[Data about app and page elements]
▬▬▬▬▬▬▬▬▬▬
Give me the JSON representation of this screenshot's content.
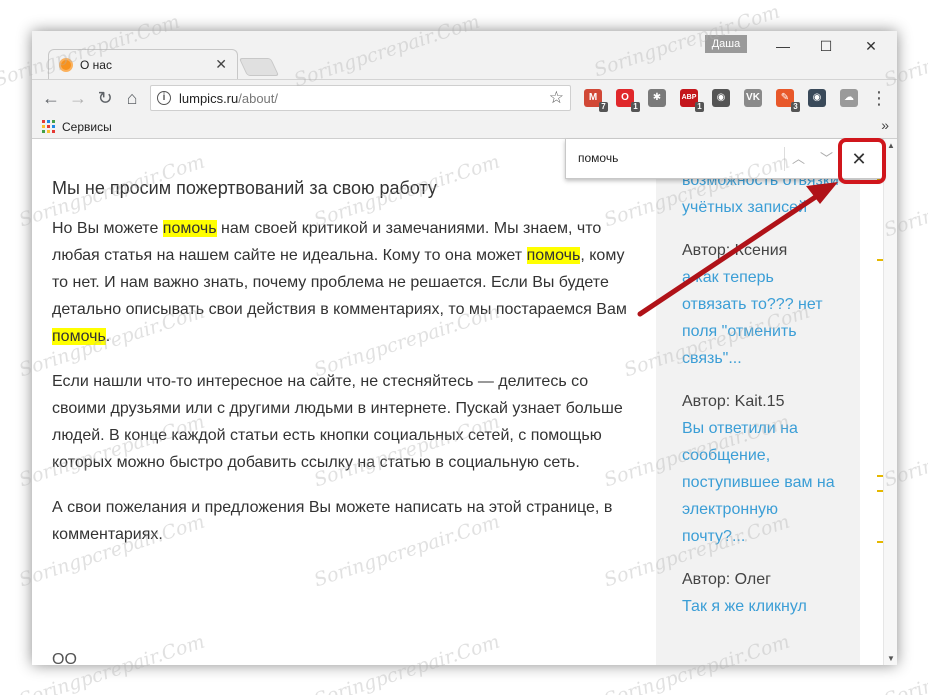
{
  "window": {
    "user_badge": "Даша",
    "controls": {
      "minimize": "—",
      "maximize": "☐",
      "close": "✕"
    }
  },
  "tab": {
    "title": "О нас",
    "close": "✕",
    "favicon": "lumpics-orange-circle-icon"
  },
  "toolbar": {
    "back": "←",
    "forward": "→",
    "reload": "↻",
    "home": "⌂",
    "url_host": "lumpics.ru",
    "url_path": "/about/",
    "info": "i",
    "star": "☆",
    "menu": "⋮"
  },
  "extensions": [
    {
      "name": "gmail-icon",
      "glyph": "M",
      "badge": "7",
      "color": "#d14836"
    },
    {
      "name": "opera-vpn-icon",
      "glyph": "O",
      "badge": "1",
      "color": "#e0282b"
    },
    {
      "name": "paw-icon",
      "glyph": "✱",
      "badge": "",
      "color": "#7a7a7a"
    },
    {
      "name": "adblock-icon",
      "glyph": "ABP",
      "badge": "1",
      "color": "#c4161c"
    },
    {
      "name": "film-icon",
      "glyph": "◉",
      "badge": "",
      "color": "#555555"
    },
    {
      "name": "vk-icon",
      "glyph": "VK",
      "badge": "",
      "color": "#8a8a8a"
    },
    {
      "name": "tool-icon",
      "glyph": "✎",
      "badge": "3",
      "color": "#e8582a"
    },
    {
      "name": "eye-icon",
      "glyph": "◉",
      "badge": "",
      "color": "#3a4a5a"
    },
    {
      "name": "cloud-icon",
      "glyph": "☁",
      "badge": "",
      "color": "#9a9a9a"
    }
  ],
  "bookmarks": {
    "apps_label": "Сервисы",
    "more": "»"
  },
  "find": {
    "query": "помочь",
    "prev": "︿",
    "next": "﹀",
    "close": "✕"
  },
  "article": {
    "heading": "Мы не просим пожертвований за свою работу",
    "p1": [
      "Но Вы можете ",
      "помочь",
      " нам своей критикой и замечаниями. Мы знаем, что любая статья на нашем сайте не идеальна. Кому то она может ",
      "помочь",
      ", кому то нет. И нам важно знать, почему проблема не решается. Если Вы будете детально описывать свои действия в комментариях, то мы постараемся Вам ",
      "помочь",
      "."
    ],
    "p2": "Если нашли что-то интересное на сайте, не стесняйтесь — делитесь со своими друзьями или с другими людьми в интернете. Пускай узнает больше людей. В конце каждой статьи есть кнопки социальных сетей, с помощью которых можно быстро добавить ссылку на статью в социальную сеть.",
    "p3": "А свои пожелания и предложения Вы можете написать на этой странице, в комментариях.",
    "bottom": "ОО"
  },
  "sidebar": {
    "top_link": "возможность отвязки учётных записей",
    "comments": [
      {
        "author": "Автор: Ксения",
        "text": "а как теперь отвязать то??? нет поля \"отменить связь\"..."
      },
      {
        "author": "Автор: Kait.15",
        "text": "Вы ответили на сообщение, поступившее вам на электронную почту?..."
      },
      {
        "author": "Автор: Олег",
        "text": "Так я же кликнул"
      }
    ]
  },
  "watermark": "Soringpcrepair.Com",
  "colors": {
    "highlight": "#ffff00",
    "link": "#3b9ed6",
    "annotation": "#d0161c"
  }
}
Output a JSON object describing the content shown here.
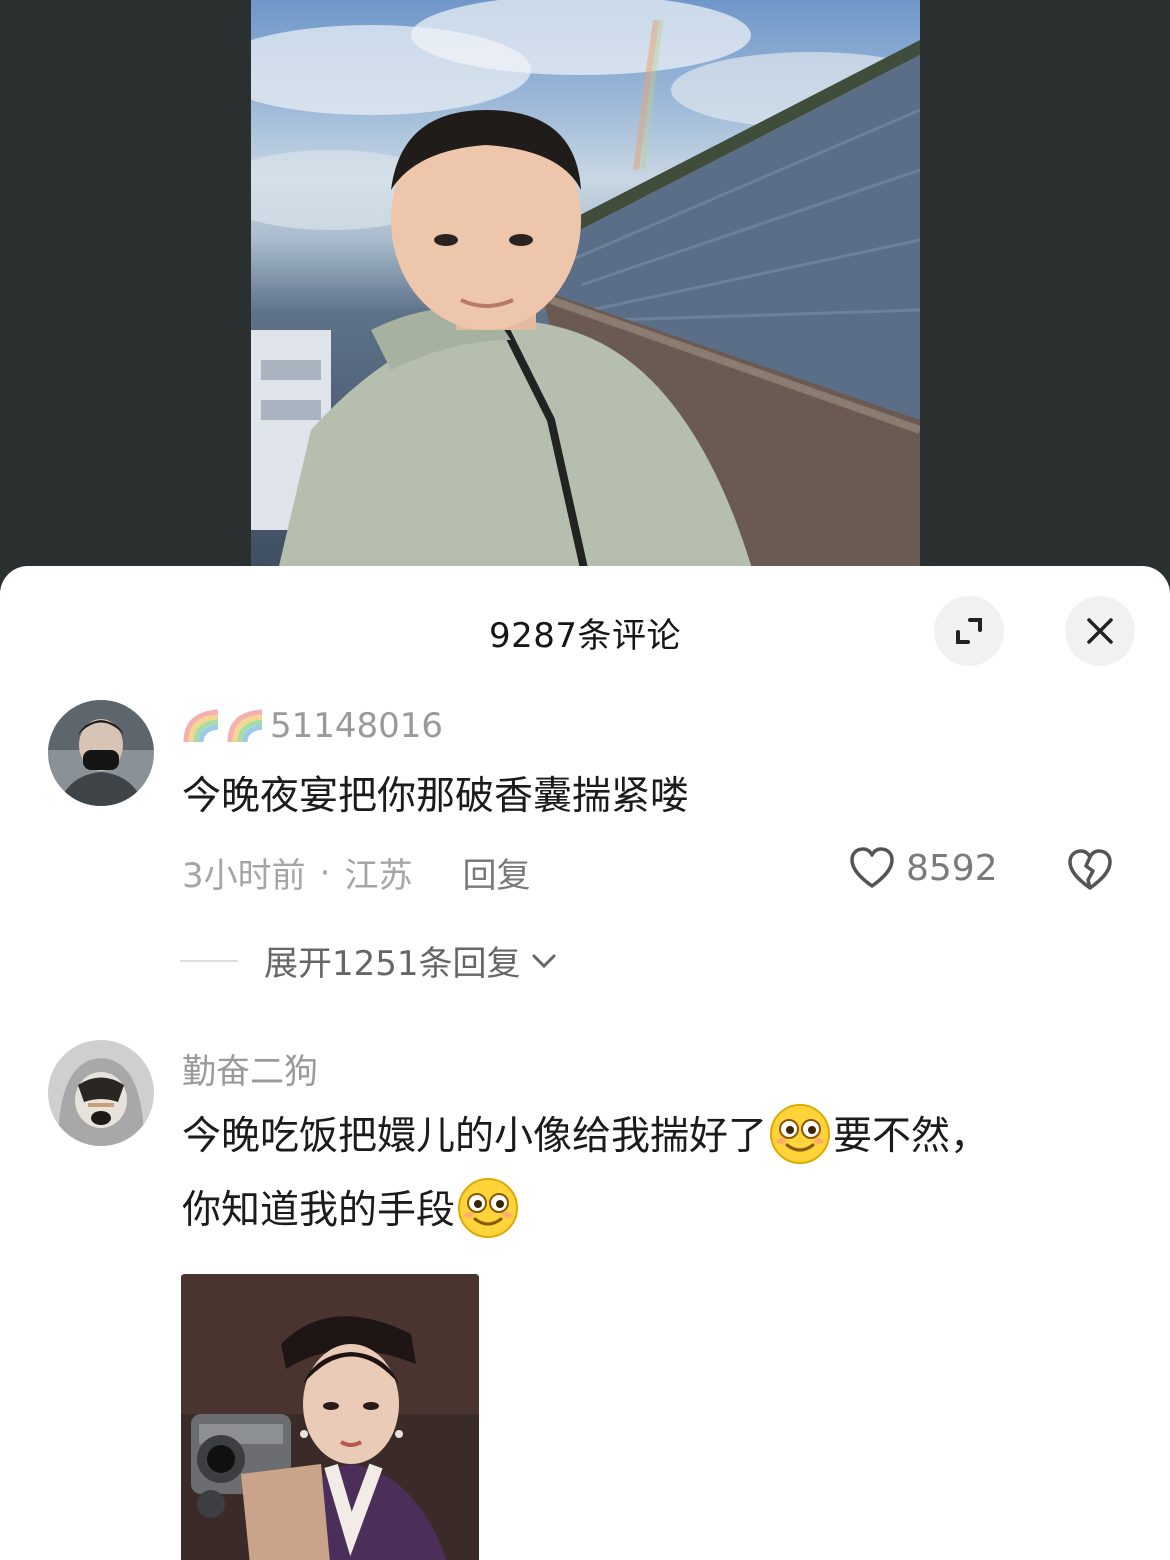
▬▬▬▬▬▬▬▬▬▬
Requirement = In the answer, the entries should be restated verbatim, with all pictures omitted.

Solution for this problem =
Give me the JSON representation of this screenshot's content.
{
  "window": {
    "user_badge": "Даша",
    "controls": {
      "minimize": "—",
      "maximize": "☐",
      "close": "✕"
    }
  },
  "tab": {
    "title": "О нас",
    "close": "✕",
    "favicon": "lumpics-orange-circle-icon"
  },
  "toolbar": {
    "back": "←",
    "forward": "→",
    "reload": "↻",
    "home": "⌂",
    "url_host": "lumpics.ru",
    "url_path": "/about/",
    "info": "i",
    "star": "☆",
    "menu": "⋮"
  },
  "extensions": [
    {
      "name": "gmail-icon",
      "glyph": "M",
      "badge": "7",
      "color": "#d14836"
    },
    {
      "name": "opera-vpn-icon",
      "glyph": "O",
      "badge": "1",
      "color": "#e0282b"
    },
    {
      "name": "paw-icon",
      "glyph": "✱",
      "badge": "",
      "color": "#7a7a7a"
    },
    {
      "name": "adblock-icon",
      "glyph": "ABP",
      "badge": "1",
      "color": "#c4161c"
    },
    {
      "name": "film-icon",
      "glyph": "◉",
      "badge": "",
      "color": "#555555"
    },
    {
      "name": "vk-icon",
      "glyph": "VK",
      "badge": "",
      "color": "#8a8a8a"
    },
    {
      "name": "tool-icon",
      "glyph": "✎",
      "badge": "3",
      "color": "#e8582a"
    },
    {
      "name": "eye-icon",
      "glyph": "◉",
      "badge": "",
      "color": "#3a4a5a"
    },
    {
      "name": "cloud-icon",
      "glyph": "☁",
      "badge": "",
      "color": "#9a9a9a"
    }
  ],
  "bookmarks": {
    "apps_label": "Сервисы",
    "more": "»"
  },
  "find": {
    "query": "помочь",
    "prev": "︿",
    "next": "﹀",
    "close": "✕"
  },
  "article": {
    "heading": "Мы не просим пожертвований за свою работу",
    "p1": [
      "Но Вы можете ",
      "помочь",
      " нам своей критикой и замечаниями. Мы знаем, что любая статья на нашем сайте не идеальна. Кому то она может ",
      "помочь",
      ", кому то нет. И нам важно знать, почему проблема не решается. Если Вы будете детально описывать свои действия в комментариях, то мы постараемся Вам ",
      "помочь",
      "."
    ],
    "p2": "Если нашли что-то интересное на сайте, не стесняйтесь — делитесь со своими друзьями или с другими людьми в интернете. Пускай узнает больше людей. В конце каждой статьи есть кнопки социальных сетей, с помощью которых можно быстро добавить ссылку на статью в социальную сеть.",
    "p3": "А свои пожелания и предложения Вы можете написать на этой странице, в комментариях.",
    "bottom": "ОО"
  },
  "sidebar": {
    "top_link": "возможность отвязки учётных записей",
    "comments": [
      {
        "author": "Автор: Ксения",
        "text": "а как теперь отвязать то??? нет поля \"отменить связь\"..."
      },
      {
        "author": "Автор: Kait.15",
        "text": "Вы ответили на сообщение, поступившее вам на электронную почту?..."
      },
      {
        "author": "Автор: Олег",
        "text": "Так я же кликнул"
      }
    ]
  },
  "watermark": "Soringpcrepair.Com",
  "colors": {
    "highlight": "#ffff00",
    "link": "#3b9ed6",
    "annotation": "#d0161c"
  }
}
Output a JSON object describing the content shown here.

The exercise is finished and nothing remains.